ENTRIES SUPPLIED:
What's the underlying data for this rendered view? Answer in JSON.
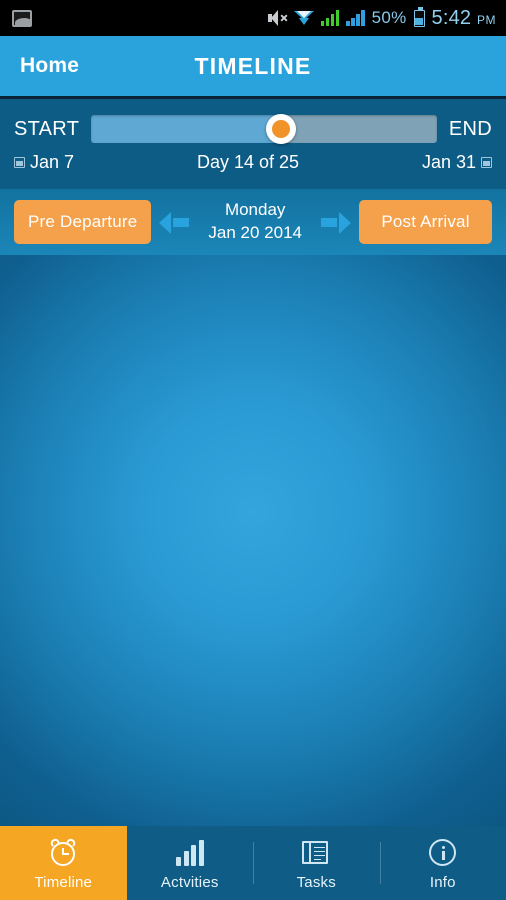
{
  "statusbar": {
    "gallery_icon": "gallery-icon",
    "mute_icon": "volume-mute-icon",
    "wifi_icon": "wifi-icon",
    "signal1_icon": "signal-bars-icon",
    "signal2_icon": "signal-bars-icon",
    "battery_percent": "50%",
    "battery_icon": "battery-icon",
    "time": "5:42",
    "ampm": "PM"
  },
  "header": {
    "back_label": "Home",
    "title": "TIMELINE"
  },
  "slider": {
    "start_label": "START",
    "end_label": "END",
    "start_date": "Jan 7",
    "end_date": "Jan 31",
    "day_count": "Day 14 of 25",
    "calendar_icon": "calendar-icon",
    "thumb_position_percent": 55,
    "track_fill_color": "#5fa8d3",
    "track_rest_color": "#7fa2b6",
    "thumb_color": "#f0932b"
  },
  "phase_row": {
    "prev_button_label": "Pre Departure",
    "next_button_label": "Post Arrival",
    "prev_arrow_icon": "arrow-left-icon",
    "next_arrow_icon": "arrow-right-icon",
    "weekday": "Monday",
    "date": "Jan 20 2014",
    "button_color": "#f5a04a",
    "arrow_color": "#29a3dd"
  },
  "bottom_nav": {
    "active_color": "#f5a623",
    "items": [
      {
        "label": "Timeline",
        "icon": "alarm-clock-icon",
        "active": true
      },
      {
        "label": "Actvities",
        "icon": "bar-chart-icon",
        "active": false
      },
      {
        "label": "Tasks",
        "icon": "documents-icon",
        "active": false
      },
      {
        "label": "Info",
        "icon": "info-circle-icon",
        "active": false
      }
    ]
  }
}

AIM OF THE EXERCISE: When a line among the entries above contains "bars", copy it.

FINISHED TASK:
    "signal1_icon": "signal-bars-icon",
    "signal2_icon": "signal-bars-icon",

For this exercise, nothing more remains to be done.